Victoria Woodhull, Spiritualist from Childhood
Victoria’s mother, Annie Claflin, was a Spiritualist who passed her beliefs on to her daughters, especially Victoria and Tennie. From a young age, they both showed signs of clairvoyance. (For the sake of argument, let’s pretend the gifts were real; I think she believed they were and no one knows if they were real or were just imagination or a coping method for two abused girls.) Victoria mentions in her biography (dictated to Theodore Tilton) that from the time she was five, she could commune with two of her sisters who died as babies (Odessa and Delia) and her childhood caretaker, Rachel Scribner. (There are stranger tales of the spirits in her biography, but we’ll let those go for now.)
Victoria believed her personal spirit guide was the Greek orator Demosthenes, whom she saw and conversed with from an early age. But she was 30 before he revealed his name to her. According to Victoria, he prophesied that she would rise to greatness in a city filled with ships, speak before large crowds, and become ruler of her people.
Victoria’s father, Buck, took advantage of his daughters’ gifts and put them to work as clairvoyants and magnetic healers (another gift passed down from Annie) when they were young teenagers. He worked them for 13 hours a day, charging $1 per person.
It is said Victoria followed the advice of the spirits as she moved around the country with her first husband and children, letting them direct where they went. Later on, Demosthenes directed her to St. Louis, where she met her second husband Col. James Blood (who happened to be President of the St. Louis Society of Spiritualists) and they were”betrothed by the powers of the air.” Demosthenes later directed her to New York, where she, Tennie and their family would find success in the stock market and in politics.
I haven’t been able to find a solid account of how exactly Victoria contacted the spirits (I chose the most common methods, seance and trance, for my novel). But we know she continued practicing throughout her career and likely throughout her life. She said that the spirits directed her speeches (they were the ones who inspired her to reveal what she knew about Henry Ward Beecher and his affair with Lib Tilton). Cornelius Vanderbilt employed Victoria as a medium. When asked how he became so rich in the stock market, reportedly said, “do as I do, consult the spirits.” (It’s much more likely Victoria got her stock tips through human connections than from the spirit world.) According to Tilton, “every night, around 11 p.m. or midnight, two or three times a week, [Victoria and James] held court with the spirits. When she entered into a trance, her husband dictated what she said and saw. When she woke, she often had no memory of what transpired.” Victoria was so prominent in the Spiritualist community that she served as President of the American Association of Spiritualists.

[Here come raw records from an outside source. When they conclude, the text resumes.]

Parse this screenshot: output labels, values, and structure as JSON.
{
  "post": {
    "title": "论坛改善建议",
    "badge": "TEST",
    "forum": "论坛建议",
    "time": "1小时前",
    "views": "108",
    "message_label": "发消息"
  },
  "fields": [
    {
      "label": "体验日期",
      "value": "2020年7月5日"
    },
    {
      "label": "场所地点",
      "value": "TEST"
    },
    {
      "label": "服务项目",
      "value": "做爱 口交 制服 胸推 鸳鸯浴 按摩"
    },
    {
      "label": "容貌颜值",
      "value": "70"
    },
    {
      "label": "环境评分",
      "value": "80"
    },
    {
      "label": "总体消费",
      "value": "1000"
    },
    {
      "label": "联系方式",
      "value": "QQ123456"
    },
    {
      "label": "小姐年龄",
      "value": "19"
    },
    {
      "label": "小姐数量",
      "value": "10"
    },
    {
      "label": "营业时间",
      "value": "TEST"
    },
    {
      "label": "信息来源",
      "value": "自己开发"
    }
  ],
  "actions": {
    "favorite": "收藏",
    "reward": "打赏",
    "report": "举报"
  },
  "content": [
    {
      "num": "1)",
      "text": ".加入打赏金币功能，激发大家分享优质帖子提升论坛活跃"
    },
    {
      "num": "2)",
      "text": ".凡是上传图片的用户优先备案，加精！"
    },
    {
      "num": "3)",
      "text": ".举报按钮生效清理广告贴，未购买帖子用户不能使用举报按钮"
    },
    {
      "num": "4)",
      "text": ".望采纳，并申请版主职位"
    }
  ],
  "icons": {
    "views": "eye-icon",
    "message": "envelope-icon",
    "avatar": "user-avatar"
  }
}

If you want to read a great book on Spiritualism during Victoria’s lifetime, check out Barbara Goldsmith’s Other Powers, The Age of Suffrage, Spiritualism, and the Scandalous Victoria Woodhull. It’s a long book, but the most in-depth on the subject I’ve found.
Most biographies of Victoria mention her Spiritualism. I also recommend the following articles:
Spiritualism in Encyclopedia Britannica http://www.britannica.com/topic/spiritualism-religion
Hix, Lisa. “Ghosts in the Machines: The Devices and Daring Mediums That Spoke for the Dead.” Collector’s Weekly. http://www.collectorsweekly.com/articles/ghosts-in-the-machines-the-devices-and-defiant-mediums-that-spoke-for-the-spirits/
“The annual convention of the American Association of Spiritualists in Boston, Massachusetts, 1872.” The Banner of Light, The Boston Investigator, The New-York Times, The Brooklyn Eagle. http://spirithistory.iapsop.com/1872_american_association_of_spiritualists.html
What had you heard about Spiritualism before this post? Did you know Victoria practiced? What do more would you like to know about it?